ISLE of Wight band Plastic Mermaids have found themselves in the top 20 of the official record store charts.

The band's debut album, Suddenly Everyone Explodes, was released on May 24 and this week reached number 17 as a new entry on the record store charts.

Suddenly Everyone Explodes is an adventurous, self-produced debut album by the Isle of Wight band.

Isle of Wight County Press: Cover art for Suddenly Everyone Explodes by Plastic Mermaids.Cover art for Suddenly Everyone Explodes by Plastic Mermaids.

The eclectic album has been a long time in the making and was eagerly anticipated by Plastic Mermaids’ hardcore of fans.

The band features brothers Jamie and Douglas Richards, who collaborate on vocals, synths and samples, along with guitarist Chris Newnham, bassist Tom Farren and drummer Chris Jones.

Douglas said: "It’s super cool and a slightly surreal feeling to be on a list with some really established bands.

"Very grateful to all the people who have gone out and bought our record."

Of the members of the band, Jamie is the technical one, always on hand to build or fix whatever piece of kit they need. Everything you hear on the album was recorded through an analogue desk Jamie built.

“It occurred to me,” Jamie said, “that you can get much better equipment if you are prepared to put it together yourself. I have no background in engineering or anything. I got into it out of necessity more than anything.”

Isle of Wight County Press: The barn in the woods where most of the album was conceived and recorded.The barn in the woods where most of the album was conceived and recorded.

The main bulk of the album was recorded in an outbuilding in woodland near Newtown, which was lent to the band free of charge.

When reverb was needed, the band hired out a church to record in, to give it a natural echo, rather than one synthesised digitally.

Jamie said: “Working in this analogue way means you don’t really know exactly what you are going to end up with. It’s a gamble, but it gives the songs more character.”

Chris Jones said: “It is about the journey and discovery of everything. It feels different and original.”

Everything is about attention to detail. The cover art on the album, for example, is a model village with figures bursting into flames. It is not computer generated, it actually exists in physical form.

Isle of Wight County Press: Jamie making the model for the album art.Jamie making the model for the album art.

The model was photographed a number of times as Jamie set alight to different people in the scene one by one.

The lake in the model was the hardest thing to pull off.

“We couldn’t work out what to make it from, so we used gelatin,” Douglas said. “Then it went mouldy.
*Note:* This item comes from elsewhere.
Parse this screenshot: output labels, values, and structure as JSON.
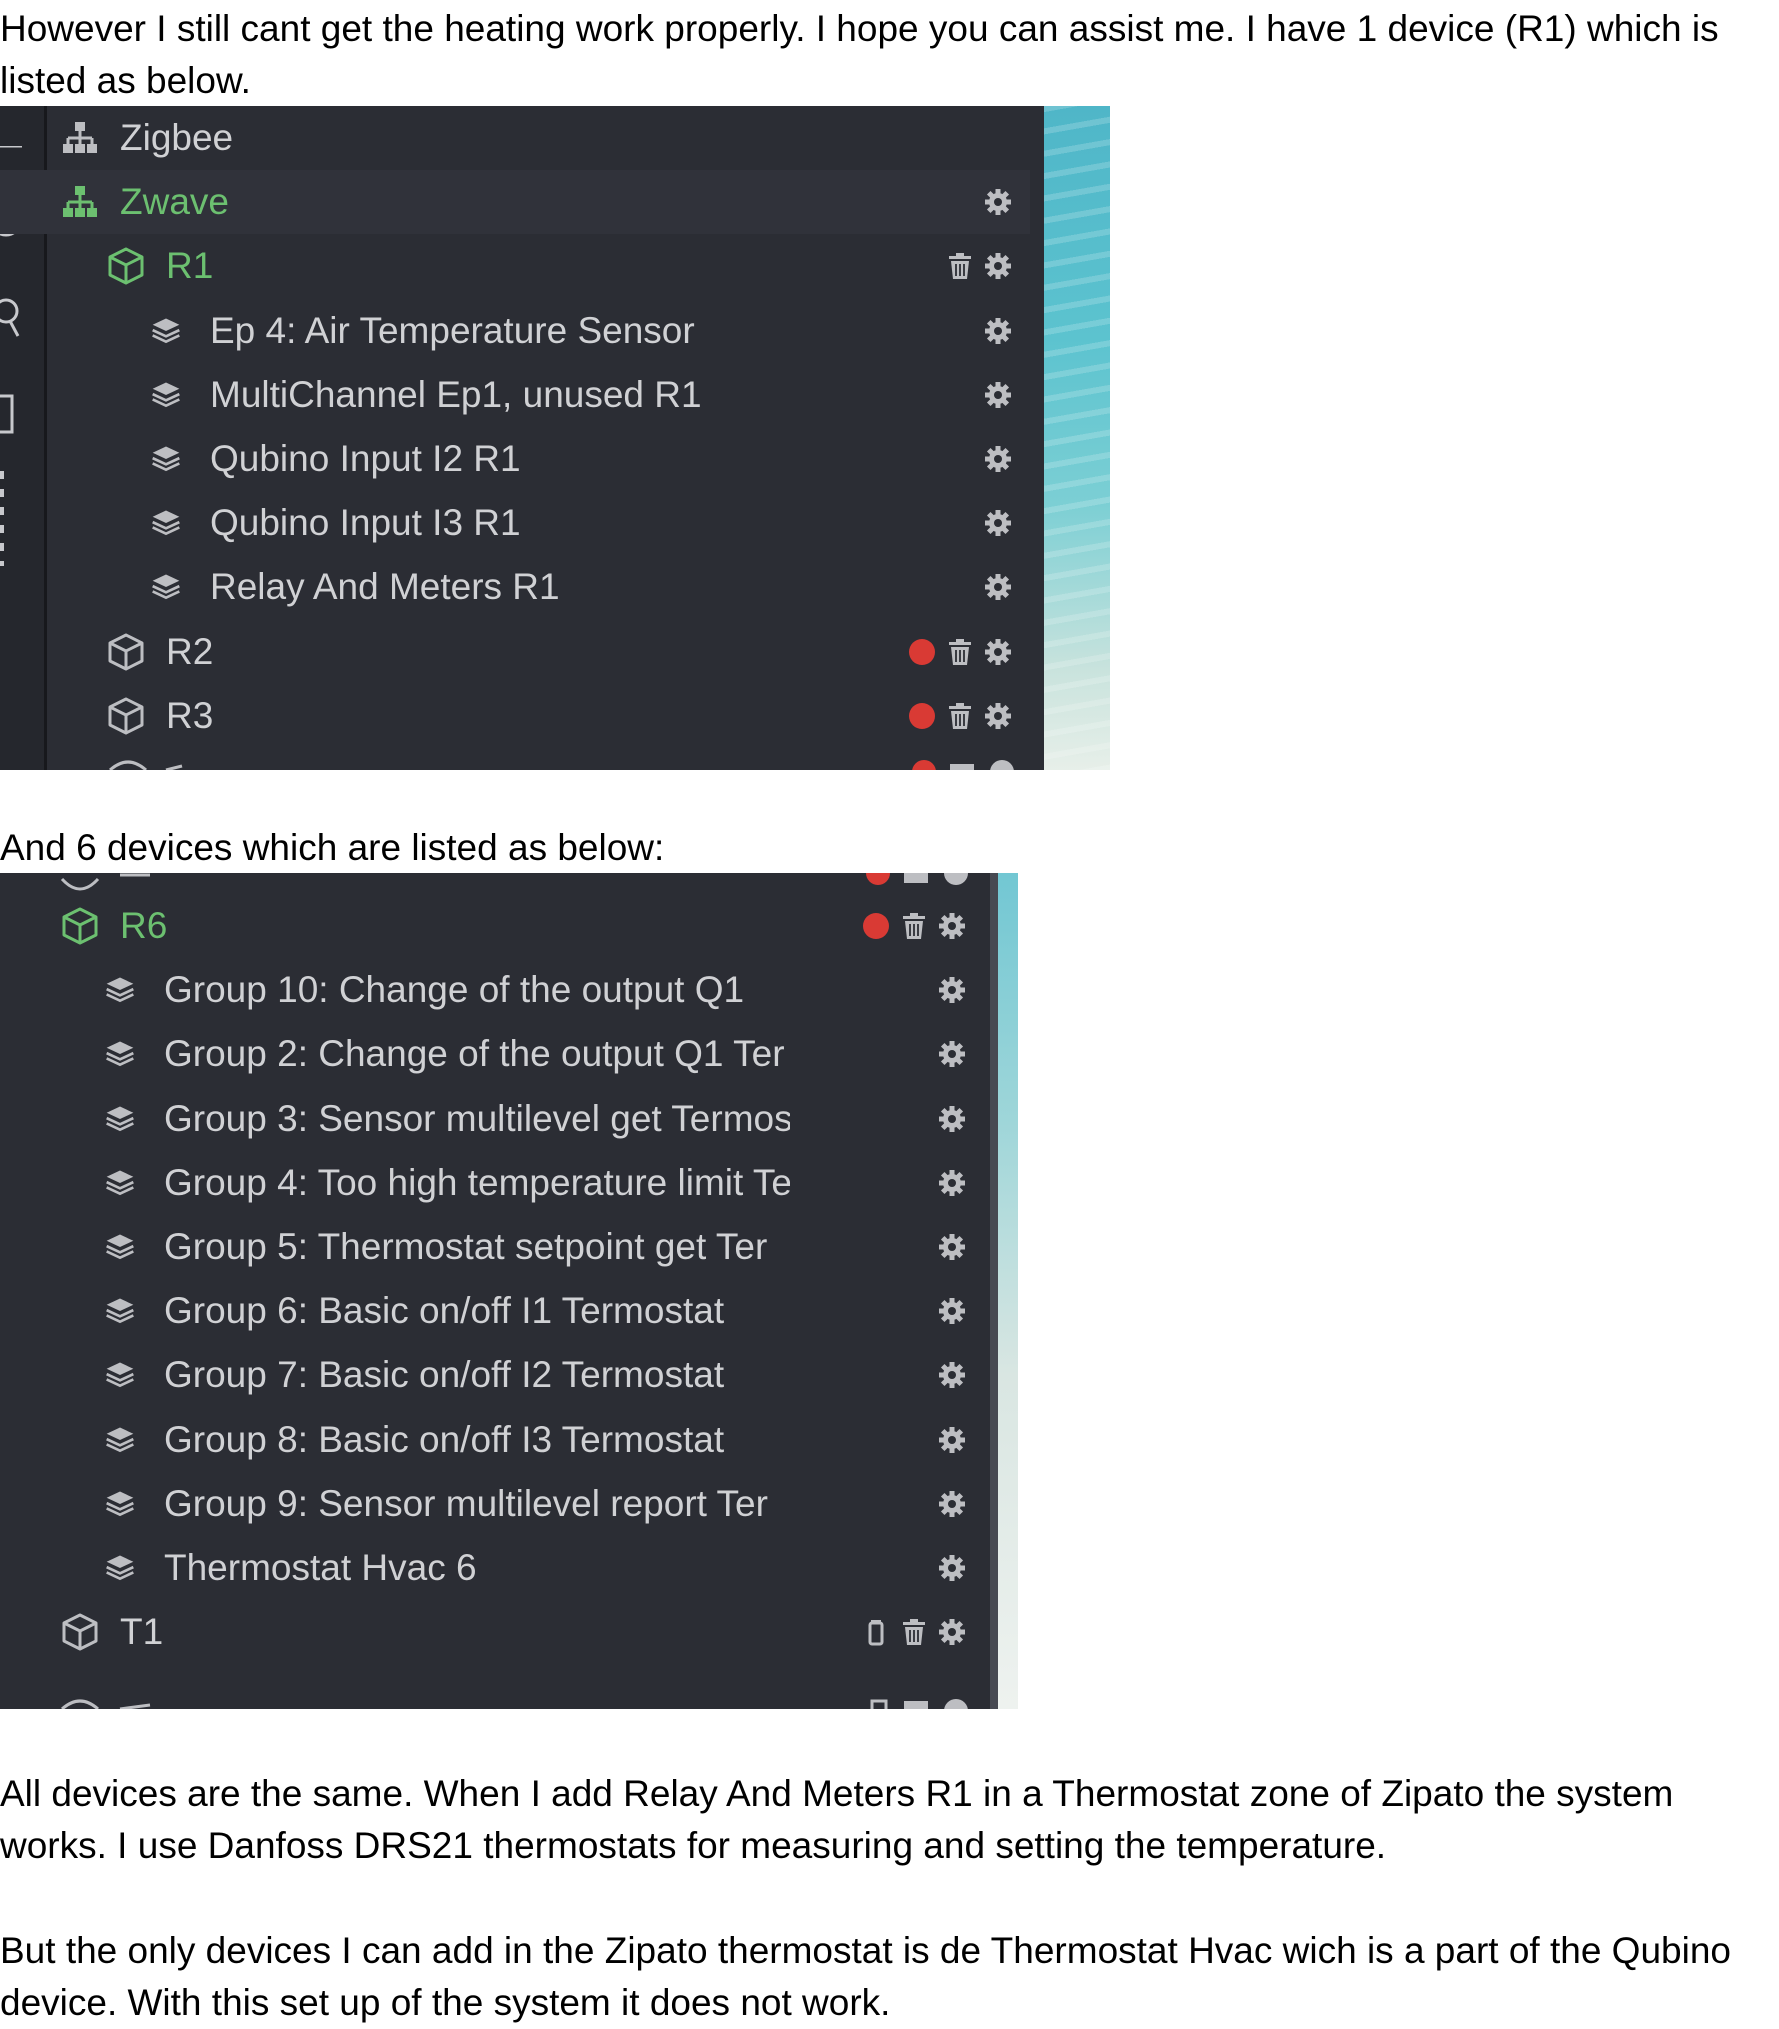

“The underground rabbits are carved into a surfboard painted brown.”

They have recently finished a grotesque clay stop motion video for the song Taxonomy, in the style of the Bruce Bickford videos made for Frank Zappa.

“There was probably about 20 people who came to help us with that, most of whom we didn’t know,” Douglas said.

“It is nice to know you can put out a message on the Isle of Wight and people will want to help out.”

The same has been true for musicians that have stood in for certain tracks.

After a long edit process, the album was taken to Abbey Road Studios for mastering.

Isle of Wight County Press: Plastic Mermaids at Abbey Road Studios.Plastic Mermaids at Abbey Road Studios.

The album follows the release of three singles that were warmly received by fans and critics alike — 1996, Floating in a Vacuum and I Still Like Kelis.

Speaking about I Still Like Kelis, Douglas described it as being about “two people who used to hang out and now are in different places”.

“In the lyrics of the second verse, I sing: ‘But in a microscopic way we’re tangled up eternally, I’ll spin the same as you.’ This is a reference to quantum entanglement, a phenomenon where two particles are linked and move in the same way, even though they’re on different sides of a room — or universe even.”

In terms of musical influences, fans of The Flaming Lips, Arcade Fire, Sparklehorse and Tame Impala will all find something to love in Plastic Mermaids’ sound.

Isle of Wight County Press: Plastic Mermaids.Plastic Mermaids.

Asking Douglas, Jamie and Chris Jones about the band’s influences, they found the question hard to answer, because, they said, there were so many.

Genres as diverse as classical, jazz and electronic were thrown in by band members as they listed some of their favourite styles of music.

Douglas said: “The album as a whole has a broad twist of genres, vibes and sounds — I guess it shows our eclectic influences and the love we have for shovelling all sorts of music into our heads.”

The other big influence on Plastic Mermaids is surfing.

“We surf a lot,” Douglas said. “You think about music while bobbing around in the sea.

“There were times, recording this album, that we would come out of the sea and into the studio, and it just puts you in a certain headspace.”

Plastic Mermaids launched their new album with a gig at Strings, Newport.